Delip Rao,
Jul 12, 2021

Yesterday, HuggingFace launched their “HuggingFace course” — A self-paced introduction to their NLP library along with short explainers. My first reaction was “oh great, another tutorial in the glut of Deep Learning educational resources”, but since it was from HuggingFace, I put my opinion aside and gave it a closer look. The more I looked, one thing was apparent — this should be how developer tools/library “documentation” should be done.

Back in undergrad, when I was into systems programming, I would pour hours reading UNIX man pages, like this one:

It was esoteric and required a certain trained eye to find the right man page, make sense of it, and skim over parts that didn’t matter. You typically gained that eye with at least a couple of years of doing it, and if you hung out with other systems programmers or on mailing lists, you could sense a certain masochistic pride in reading terse dry documentation. Many of them had spent a considerable part of their lives to know the difference between `F_SETLK` and `F_SETLKW`. The expression [RTFM](https://en.wikipedia.org/wiki/RTFM)(“Read The Fucking Manual”) reeks of a superiority fed by such masochisms.

If you look at machine learning and statistics libraries from the past, like Scikit, Numpy, or Pandas, their developer outreach started and ended with documentation that resembled UNIX-style man pages. Pages upon pages of terse stuff (NumFocus is trying to change that now).
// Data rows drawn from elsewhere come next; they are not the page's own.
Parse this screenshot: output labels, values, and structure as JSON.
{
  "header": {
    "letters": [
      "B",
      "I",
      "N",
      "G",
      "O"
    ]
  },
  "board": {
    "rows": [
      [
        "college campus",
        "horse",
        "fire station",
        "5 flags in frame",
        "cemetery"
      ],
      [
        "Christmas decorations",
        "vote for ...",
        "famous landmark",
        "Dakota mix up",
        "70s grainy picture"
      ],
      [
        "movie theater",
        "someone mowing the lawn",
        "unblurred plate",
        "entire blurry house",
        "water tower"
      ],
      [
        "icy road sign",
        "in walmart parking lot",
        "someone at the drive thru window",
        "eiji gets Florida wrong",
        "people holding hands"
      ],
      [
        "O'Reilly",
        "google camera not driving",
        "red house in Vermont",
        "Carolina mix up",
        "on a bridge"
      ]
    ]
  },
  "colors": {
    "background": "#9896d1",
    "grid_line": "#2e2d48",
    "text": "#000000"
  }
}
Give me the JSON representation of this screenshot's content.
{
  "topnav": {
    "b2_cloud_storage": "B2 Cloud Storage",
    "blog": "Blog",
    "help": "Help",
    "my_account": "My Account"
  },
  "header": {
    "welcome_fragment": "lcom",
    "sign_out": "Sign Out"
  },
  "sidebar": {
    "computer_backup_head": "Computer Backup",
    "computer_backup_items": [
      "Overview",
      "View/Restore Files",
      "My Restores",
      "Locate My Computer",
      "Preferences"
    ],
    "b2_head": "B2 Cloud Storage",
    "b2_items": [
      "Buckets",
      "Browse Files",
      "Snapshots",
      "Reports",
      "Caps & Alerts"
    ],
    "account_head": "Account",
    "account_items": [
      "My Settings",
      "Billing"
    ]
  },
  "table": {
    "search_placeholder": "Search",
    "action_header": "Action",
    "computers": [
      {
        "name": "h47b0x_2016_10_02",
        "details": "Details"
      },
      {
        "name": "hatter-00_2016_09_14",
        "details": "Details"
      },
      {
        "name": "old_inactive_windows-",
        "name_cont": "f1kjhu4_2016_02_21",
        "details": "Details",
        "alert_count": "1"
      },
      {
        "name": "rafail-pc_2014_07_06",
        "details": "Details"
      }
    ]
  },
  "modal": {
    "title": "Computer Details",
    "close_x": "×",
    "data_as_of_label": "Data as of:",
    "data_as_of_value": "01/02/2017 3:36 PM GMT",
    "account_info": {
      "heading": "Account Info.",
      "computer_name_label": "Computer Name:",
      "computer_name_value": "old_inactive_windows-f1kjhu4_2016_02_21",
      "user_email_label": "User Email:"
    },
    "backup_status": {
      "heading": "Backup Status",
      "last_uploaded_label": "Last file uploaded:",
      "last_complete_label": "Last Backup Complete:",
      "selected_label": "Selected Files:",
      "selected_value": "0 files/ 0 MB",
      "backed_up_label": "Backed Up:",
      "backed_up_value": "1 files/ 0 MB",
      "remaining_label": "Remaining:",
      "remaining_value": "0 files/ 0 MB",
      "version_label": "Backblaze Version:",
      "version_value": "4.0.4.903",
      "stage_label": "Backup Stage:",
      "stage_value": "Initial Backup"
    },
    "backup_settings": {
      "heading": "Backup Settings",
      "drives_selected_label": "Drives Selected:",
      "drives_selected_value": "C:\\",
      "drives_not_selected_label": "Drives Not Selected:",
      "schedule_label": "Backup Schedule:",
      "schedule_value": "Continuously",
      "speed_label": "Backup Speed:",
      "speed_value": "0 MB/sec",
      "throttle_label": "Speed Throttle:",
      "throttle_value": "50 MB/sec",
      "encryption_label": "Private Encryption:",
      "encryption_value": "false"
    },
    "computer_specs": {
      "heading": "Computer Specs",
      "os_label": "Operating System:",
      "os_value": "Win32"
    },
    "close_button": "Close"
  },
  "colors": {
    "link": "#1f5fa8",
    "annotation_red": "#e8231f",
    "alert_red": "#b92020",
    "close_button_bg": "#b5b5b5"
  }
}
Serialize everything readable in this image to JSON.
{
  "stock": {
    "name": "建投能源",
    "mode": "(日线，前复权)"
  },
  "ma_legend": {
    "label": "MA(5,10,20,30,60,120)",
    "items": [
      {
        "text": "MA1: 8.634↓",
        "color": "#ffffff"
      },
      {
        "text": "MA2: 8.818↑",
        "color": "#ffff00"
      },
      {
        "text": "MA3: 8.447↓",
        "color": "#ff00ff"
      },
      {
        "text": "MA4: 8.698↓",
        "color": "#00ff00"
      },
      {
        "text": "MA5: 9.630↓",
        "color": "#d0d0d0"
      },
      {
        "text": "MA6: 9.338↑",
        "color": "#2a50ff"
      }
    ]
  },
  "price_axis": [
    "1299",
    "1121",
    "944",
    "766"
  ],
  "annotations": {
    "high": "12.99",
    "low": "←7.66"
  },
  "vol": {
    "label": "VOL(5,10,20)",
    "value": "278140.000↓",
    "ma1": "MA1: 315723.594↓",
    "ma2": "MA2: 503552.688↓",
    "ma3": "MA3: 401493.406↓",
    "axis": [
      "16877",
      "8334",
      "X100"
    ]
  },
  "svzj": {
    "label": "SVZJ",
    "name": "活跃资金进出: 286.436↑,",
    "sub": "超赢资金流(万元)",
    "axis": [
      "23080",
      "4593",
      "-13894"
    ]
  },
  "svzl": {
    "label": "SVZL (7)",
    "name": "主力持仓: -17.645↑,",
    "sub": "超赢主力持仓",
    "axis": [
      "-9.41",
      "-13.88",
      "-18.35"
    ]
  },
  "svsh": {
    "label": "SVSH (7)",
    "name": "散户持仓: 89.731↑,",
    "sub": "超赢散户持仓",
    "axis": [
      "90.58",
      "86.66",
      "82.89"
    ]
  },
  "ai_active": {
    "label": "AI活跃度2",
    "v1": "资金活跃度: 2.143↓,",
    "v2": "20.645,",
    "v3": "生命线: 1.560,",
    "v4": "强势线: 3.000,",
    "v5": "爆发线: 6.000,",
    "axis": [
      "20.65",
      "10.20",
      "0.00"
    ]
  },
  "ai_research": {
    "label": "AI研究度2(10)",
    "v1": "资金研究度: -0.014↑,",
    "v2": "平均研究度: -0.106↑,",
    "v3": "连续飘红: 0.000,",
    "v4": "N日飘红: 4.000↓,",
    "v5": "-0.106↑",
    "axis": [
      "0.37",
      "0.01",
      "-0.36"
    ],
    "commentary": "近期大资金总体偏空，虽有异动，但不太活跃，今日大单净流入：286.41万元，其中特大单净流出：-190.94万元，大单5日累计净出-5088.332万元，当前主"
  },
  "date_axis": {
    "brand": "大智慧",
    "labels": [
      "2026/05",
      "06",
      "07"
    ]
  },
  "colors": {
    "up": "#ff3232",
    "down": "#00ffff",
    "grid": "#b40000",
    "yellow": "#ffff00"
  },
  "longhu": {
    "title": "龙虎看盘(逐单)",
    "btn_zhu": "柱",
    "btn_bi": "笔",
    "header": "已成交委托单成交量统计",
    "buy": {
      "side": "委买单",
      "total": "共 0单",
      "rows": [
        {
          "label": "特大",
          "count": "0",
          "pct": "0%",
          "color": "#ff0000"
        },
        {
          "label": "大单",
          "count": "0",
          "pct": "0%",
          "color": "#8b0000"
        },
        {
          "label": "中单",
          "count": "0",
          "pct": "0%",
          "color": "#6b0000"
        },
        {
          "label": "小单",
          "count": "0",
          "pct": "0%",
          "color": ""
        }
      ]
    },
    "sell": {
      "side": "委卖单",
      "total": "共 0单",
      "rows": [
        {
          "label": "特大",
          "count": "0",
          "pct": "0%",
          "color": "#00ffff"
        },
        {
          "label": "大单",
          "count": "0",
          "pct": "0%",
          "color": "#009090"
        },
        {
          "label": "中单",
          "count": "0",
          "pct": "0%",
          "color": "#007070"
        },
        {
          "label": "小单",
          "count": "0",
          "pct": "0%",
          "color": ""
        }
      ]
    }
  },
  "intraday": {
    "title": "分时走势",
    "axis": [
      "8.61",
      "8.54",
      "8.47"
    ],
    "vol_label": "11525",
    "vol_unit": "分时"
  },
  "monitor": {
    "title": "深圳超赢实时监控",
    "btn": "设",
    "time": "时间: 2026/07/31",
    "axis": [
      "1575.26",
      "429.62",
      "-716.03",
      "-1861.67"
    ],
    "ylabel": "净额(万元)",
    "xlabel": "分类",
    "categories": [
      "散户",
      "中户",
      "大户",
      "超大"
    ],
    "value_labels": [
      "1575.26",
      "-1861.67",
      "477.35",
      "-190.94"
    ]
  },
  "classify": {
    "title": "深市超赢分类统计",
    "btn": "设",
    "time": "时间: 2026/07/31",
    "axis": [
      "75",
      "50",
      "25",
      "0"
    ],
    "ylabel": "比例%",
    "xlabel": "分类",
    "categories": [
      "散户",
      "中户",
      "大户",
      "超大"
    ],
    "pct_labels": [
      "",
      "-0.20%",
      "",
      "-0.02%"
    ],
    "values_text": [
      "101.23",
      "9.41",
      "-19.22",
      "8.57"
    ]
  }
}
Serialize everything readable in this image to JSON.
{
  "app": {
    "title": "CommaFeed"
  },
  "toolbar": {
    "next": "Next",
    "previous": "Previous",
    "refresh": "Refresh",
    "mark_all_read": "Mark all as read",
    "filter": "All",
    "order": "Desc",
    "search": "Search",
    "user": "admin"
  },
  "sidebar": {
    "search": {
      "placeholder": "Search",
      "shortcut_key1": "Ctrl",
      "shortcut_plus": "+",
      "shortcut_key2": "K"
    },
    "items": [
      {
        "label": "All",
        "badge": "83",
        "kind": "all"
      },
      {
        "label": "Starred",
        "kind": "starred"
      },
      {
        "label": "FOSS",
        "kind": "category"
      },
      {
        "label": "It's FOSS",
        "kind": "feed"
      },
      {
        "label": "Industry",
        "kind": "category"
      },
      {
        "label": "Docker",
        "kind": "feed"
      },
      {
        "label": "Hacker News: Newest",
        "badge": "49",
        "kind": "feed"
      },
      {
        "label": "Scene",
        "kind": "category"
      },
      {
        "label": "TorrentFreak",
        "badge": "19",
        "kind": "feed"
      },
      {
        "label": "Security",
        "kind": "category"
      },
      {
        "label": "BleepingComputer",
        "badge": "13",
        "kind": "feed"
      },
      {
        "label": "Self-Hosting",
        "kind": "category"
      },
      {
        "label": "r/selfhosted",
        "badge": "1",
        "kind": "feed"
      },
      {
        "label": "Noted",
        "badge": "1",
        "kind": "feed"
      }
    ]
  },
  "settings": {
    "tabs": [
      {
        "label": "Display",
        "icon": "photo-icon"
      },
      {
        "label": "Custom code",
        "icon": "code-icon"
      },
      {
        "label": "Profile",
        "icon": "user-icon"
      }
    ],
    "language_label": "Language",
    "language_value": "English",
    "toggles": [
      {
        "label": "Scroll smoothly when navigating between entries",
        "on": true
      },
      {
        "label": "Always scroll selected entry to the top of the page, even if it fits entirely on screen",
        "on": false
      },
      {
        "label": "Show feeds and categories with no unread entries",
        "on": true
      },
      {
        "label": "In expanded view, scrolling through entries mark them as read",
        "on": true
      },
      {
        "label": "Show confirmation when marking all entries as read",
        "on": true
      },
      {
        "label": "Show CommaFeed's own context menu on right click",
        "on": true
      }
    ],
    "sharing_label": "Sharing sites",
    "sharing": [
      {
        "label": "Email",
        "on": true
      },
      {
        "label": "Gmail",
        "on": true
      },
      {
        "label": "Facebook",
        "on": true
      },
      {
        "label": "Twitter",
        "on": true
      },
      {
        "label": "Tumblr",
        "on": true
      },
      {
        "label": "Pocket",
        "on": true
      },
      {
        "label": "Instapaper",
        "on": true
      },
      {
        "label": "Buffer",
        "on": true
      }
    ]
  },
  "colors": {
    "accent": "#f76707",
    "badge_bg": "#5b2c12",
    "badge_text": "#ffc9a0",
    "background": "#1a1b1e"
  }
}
With Machine Learning increasingly looking like a software engineering discipline as opposed to a research area producing and consuming within its community, MOOCs lowering the barrier to how much one has to invest to “do machine learning”, and a new library coming out every other week, developers have little patience to spend months mastering terse documentation before doing something useful. How then do you capture the mind share of the talent who will go on to evangelize your precious framework or library in their workplaces?

You teach! You teach with short engaging videos. You teach with ready-to-use code snippets that can be copy-pasted in any work context and give the developer a quick win. The old-school man-page-style developer documentation still exists (docstrings in Python land) but its purpose now is as a secondary reference. You go from the HuggingFace course to asking questions in their forums or on Stackoverflow until someone gives you what you want in a copy-pastable snippet or a link to a documentation page describing exactly what you want. RTFM can suck it. I am not here to debate whether this is better or worse but to say this is how things are. HuggingFace is not alone in doing this. Weights & Biases, for example, seem to be doing this from their start.

If you are remotely involved in the Developer Tools or Developer Productivity business, then aim to teach and not just document. Don’t just throw your code on a Github repo with a README and docstrings. The terse documentation is for your 1% expert audience. For the rest – Inspire, Empower, Entertain!